What you are asked to do — In the entries below, identify every line with the string "Patent" and copy it.

Top of Data provided

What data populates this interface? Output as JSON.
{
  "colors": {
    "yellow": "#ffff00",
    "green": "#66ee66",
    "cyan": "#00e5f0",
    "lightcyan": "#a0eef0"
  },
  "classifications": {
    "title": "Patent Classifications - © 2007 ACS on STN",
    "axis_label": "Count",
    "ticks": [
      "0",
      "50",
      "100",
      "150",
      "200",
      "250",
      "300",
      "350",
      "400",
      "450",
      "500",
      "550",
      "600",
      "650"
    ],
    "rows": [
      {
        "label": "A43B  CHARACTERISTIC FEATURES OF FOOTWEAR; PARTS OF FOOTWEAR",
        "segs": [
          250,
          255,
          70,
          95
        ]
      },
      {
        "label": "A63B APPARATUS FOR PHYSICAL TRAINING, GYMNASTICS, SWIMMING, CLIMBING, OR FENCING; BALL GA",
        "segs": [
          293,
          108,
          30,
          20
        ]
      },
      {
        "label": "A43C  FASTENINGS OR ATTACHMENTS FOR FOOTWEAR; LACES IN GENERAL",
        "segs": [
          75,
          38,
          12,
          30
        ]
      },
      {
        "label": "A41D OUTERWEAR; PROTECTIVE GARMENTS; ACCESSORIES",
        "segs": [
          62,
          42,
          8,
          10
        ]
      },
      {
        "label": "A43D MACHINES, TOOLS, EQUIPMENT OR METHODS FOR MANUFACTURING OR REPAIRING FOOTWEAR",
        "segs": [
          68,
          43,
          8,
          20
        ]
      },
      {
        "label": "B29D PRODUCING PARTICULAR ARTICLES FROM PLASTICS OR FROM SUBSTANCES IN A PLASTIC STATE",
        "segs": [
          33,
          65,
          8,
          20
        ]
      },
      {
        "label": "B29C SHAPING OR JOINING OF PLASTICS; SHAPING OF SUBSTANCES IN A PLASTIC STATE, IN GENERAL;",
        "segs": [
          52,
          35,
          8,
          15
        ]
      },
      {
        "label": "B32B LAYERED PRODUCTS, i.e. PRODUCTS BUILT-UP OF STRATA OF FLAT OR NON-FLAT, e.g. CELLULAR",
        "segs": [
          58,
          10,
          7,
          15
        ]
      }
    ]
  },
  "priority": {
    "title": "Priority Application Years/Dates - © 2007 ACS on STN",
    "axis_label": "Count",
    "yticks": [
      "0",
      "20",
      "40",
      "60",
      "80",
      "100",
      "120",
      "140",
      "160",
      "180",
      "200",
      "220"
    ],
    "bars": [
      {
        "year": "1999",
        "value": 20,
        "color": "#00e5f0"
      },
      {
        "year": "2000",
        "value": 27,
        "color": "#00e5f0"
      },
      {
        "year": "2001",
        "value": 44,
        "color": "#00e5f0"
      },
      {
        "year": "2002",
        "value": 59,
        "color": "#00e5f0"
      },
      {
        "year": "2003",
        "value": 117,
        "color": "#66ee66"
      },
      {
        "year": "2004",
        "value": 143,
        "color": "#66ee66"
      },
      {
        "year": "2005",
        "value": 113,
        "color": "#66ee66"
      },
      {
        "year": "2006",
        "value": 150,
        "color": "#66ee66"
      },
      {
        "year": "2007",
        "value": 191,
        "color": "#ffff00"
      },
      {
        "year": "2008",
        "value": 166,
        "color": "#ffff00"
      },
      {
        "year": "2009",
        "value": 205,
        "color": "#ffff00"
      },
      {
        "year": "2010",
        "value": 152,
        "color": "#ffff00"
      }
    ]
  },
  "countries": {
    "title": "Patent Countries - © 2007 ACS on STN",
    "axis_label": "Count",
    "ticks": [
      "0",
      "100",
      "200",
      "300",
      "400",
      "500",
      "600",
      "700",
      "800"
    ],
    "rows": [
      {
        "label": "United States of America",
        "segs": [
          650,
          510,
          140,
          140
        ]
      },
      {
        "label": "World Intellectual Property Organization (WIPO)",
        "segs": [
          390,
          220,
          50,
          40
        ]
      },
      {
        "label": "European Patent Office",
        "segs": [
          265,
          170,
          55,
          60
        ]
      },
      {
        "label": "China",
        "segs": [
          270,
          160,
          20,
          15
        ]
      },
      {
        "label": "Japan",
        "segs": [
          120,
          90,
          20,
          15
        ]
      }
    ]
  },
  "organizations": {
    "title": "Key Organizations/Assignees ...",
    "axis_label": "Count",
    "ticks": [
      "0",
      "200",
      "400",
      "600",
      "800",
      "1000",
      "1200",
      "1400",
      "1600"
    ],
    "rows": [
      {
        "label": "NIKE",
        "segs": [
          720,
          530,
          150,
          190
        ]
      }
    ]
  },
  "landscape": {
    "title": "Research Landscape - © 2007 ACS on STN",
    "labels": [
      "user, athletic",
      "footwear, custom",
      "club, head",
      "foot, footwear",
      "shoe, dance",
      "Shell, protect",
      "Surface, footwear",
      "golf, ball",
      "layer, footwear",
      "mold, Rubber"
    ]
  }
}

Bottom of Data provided

The completed task —
    "title": "Patent Classifications - © 2007 ACS on STN",
    "title": "Patent Countries - © 2007 ACS on STN",
        "label": "European Patent Office",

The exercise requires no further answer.